So I have the umbrella project that consists of
admin applications. I want to display some links from
user_interface back to appropriate
admin panel section when logged in user is admin. And I also want to display links to public facing URLs in
user_interface, from within
As you can guess I am creating circular dependency here. One application has to be compiled before the other, so I think I need to decouple these.
As far as I see it, I have the options to:
- move the routes resolution to runtime. I think either exposing GenServers with registered names on each end that expose underlying router functions will do, or I an use :erlang.apply
- use dependency injection where I would figure out the appropriate router module at run time
- hardcode the URLs
Any other ideas? What do you think would be best?
Well, there’s also option to just use module names / functions directly, just can’t import them. So I need to make remote call, directly using module names of the other apps. There is no compile-time check for safety, and compiler gives you warning, but that’s probably fine - none of the other solutions give compile time safety either. But I think its the best and simplest. I’ll go with that. Leaving this thread here so it’s helpful for someone in future
I’m not sure that this is the right way to go. Part of the idea of an application is that it can be run independently without anything other than items on its dependency list. If you try to run your admin panel without the user_interface happening to be there it’s going to crash.
Which is still good I think. Even if user_interface is not running, if I do:
It will still work as long as the other app is compiled at some point and function exists/matches arity etc. The only problem I see is that compiler will not detect invalid function calls. I.e. I rearrange routes in user interface and my admin interface will crash.
Well I don’t know, it looks like stupid question but surprisingly tough one.
It’s this assumption that is the issue. Build a release with just your admin app in it. It’s only going to have the admin app and the code from the admin apps dependencies. It isn’t going to have any code from the user_interface app.
Agreed. Cyclic dependencies should be avoided and it is very likely you are going to run into issues, such as xref warnings. Ideally you would want to move this behind a configuration and have a explicit dependency from a -> b or b -> a, but not both ways (which is not even possible Mix-wise).
If you expecting too many options, then it likely means you have an artificial boundary between your applications and they should likely stick together.
It looks like refactoring the shared functionality into separate module(s) would be an option
In this instance, I’d probably hard-code the URLs on the basis that they are acting as 2 independent systems. I’d probably configure the base url for each so that it can be easily changed.
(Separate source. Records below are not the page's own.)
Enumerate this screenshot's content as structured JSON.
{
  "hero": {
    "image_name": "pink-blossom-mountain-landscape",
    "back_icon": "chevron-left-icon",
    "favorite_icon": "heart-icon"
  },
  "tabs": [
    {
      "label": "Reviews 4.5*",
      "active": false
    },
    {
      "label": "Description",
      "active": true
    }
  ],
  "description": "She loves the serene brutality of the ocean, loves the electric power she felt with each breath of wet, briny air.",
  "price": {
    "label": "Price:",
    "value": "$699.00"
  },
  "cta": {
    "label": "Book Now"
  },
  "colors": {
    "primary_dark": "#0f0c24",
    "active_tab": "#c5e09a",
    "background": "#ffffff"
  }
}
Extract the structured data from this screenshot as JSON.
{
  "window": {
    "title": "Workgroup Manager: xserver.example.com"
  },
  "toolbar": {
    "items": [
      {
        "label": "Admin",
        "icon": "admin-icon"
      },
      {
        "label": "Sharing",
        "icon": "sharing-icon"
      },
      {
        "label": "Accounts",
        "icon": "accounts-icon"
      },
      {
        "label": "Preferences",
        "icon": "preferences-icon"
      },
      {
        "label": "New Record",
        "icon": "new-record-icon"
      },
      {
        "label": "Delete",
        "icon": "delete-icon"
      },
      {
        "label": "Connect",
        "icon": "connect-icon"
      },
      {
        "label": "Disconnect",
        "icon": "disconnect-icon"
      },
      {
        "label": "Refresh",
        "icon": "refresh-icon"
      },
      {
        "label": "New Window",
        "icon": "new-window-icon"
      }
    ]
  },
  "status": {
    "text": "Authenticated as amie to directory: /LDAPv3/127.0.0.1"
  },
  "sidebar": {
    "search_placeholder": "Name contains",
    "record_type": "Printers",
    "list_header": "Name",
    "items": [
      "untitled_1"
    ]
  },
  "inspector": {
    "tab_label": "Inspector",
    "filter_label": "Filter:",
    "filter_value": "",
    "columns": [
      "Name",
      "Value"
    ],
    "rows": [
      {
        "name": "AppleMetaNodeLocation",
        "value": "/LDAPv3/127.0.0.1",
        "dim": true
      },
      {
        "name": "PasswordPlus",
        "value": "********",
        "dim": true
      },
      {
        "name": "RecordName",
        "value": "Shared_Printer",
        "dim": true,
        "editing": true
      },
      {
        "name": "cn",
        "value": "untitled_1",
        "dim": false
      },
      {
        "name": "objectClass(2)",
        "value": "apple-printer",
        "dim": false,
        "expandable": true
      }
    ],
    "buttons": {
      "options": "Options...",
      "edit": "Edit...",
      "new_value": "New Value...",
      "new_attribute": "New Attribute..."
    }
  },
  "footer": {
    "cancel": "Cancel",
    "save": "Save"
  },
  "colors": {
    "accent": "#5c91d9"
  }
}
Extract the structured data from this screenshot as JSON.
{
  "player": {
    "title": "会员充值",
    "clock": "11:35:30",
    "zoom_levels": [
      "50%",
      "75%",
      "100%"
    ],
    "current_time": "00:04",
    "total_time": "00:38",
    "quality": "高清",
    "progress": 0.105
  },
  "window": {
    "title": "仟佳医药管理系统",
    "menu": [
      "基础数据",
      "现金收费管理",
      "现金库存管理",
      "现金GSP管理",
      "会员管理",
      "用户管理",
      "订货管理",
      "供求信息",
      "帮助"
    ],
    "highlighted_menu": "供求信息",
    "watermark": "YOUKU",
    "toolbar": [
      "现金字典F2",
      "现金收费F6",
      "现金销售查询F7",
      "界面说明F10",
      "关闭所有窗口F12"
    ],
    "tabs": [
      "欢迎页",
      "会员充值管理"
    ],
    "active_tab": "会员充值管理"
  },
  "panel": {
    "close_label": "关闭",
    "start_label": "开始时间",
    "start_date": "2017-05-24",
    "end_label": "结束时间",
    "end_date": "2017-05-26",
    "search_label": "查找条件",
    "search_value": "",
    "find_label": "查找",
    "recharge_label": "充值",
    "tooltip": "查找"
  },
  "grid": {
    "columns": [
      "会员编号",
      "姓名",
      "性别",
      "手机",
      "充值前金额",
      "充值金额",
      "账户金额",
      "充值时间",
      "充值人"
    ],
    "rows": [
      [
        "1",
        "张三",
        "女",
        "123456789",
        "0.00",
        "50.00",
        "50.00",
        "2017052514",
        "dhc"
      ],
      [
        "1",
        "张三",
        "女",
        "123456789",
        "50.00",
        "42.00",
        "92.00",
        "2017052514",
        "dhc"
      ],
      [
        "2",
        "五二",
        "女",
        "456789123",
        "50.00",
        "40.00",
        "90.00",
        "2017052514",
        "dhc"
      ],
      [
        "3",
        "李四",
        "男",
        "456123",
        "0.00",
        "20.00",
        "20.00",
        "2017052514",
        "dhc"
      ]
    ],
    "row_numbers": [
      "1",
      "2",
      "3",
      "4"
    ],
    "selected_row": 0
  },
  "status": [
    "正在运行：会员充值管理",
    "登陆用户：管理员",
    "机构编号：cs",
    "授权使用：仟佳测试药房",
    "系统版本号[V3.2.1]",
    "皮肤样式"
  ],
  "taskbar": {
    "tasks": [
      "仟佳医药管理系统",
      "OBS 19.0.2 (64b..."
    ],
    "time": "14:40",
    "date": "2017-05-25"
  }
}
Assuming the admin interface is running on port 5000 and the web interface on 4000, then I’d configure it like:
config :admin, Admin.WebRouteHelpers,
config :web, Web.AdminRouteHelpers,
Then have a module like:
# you can even ignore the first argument so it looks like a "normal" phoenix path helper
def admin_users_path(_, :index) do
base_url = Application.get_env(:admin, __MODULE__) |> Keyword.get(:base_url)
base_url <> "/users"
If I was paranoid about these going out of sync then I’d have a 3rd application that is just for testing, that includes both applications as a dependency and assert the urls match.
This would ensure that things work even if you deploy your admin interface independently from the web interface e.g.
And this is in fact how it’s going to be deployed/built with distillery. Okay thank you all. I’ll go with not making those apps dependent on each other at all, and hard-code the URLs the way @Gazler suggests.
For me this is a similar case to having, for example, front-end URLs on back-end in a SPA application (for example a URL in an email).
My preferred way of dealing with things like that is through configuration, similar to a way that @Gazler showed. Alternatively, you could have the configuration keep an MFA you’d call at runtime to produce the link. This, of course, also has the disadvantage of not being checked at compile-time, similar to other dynamic functions.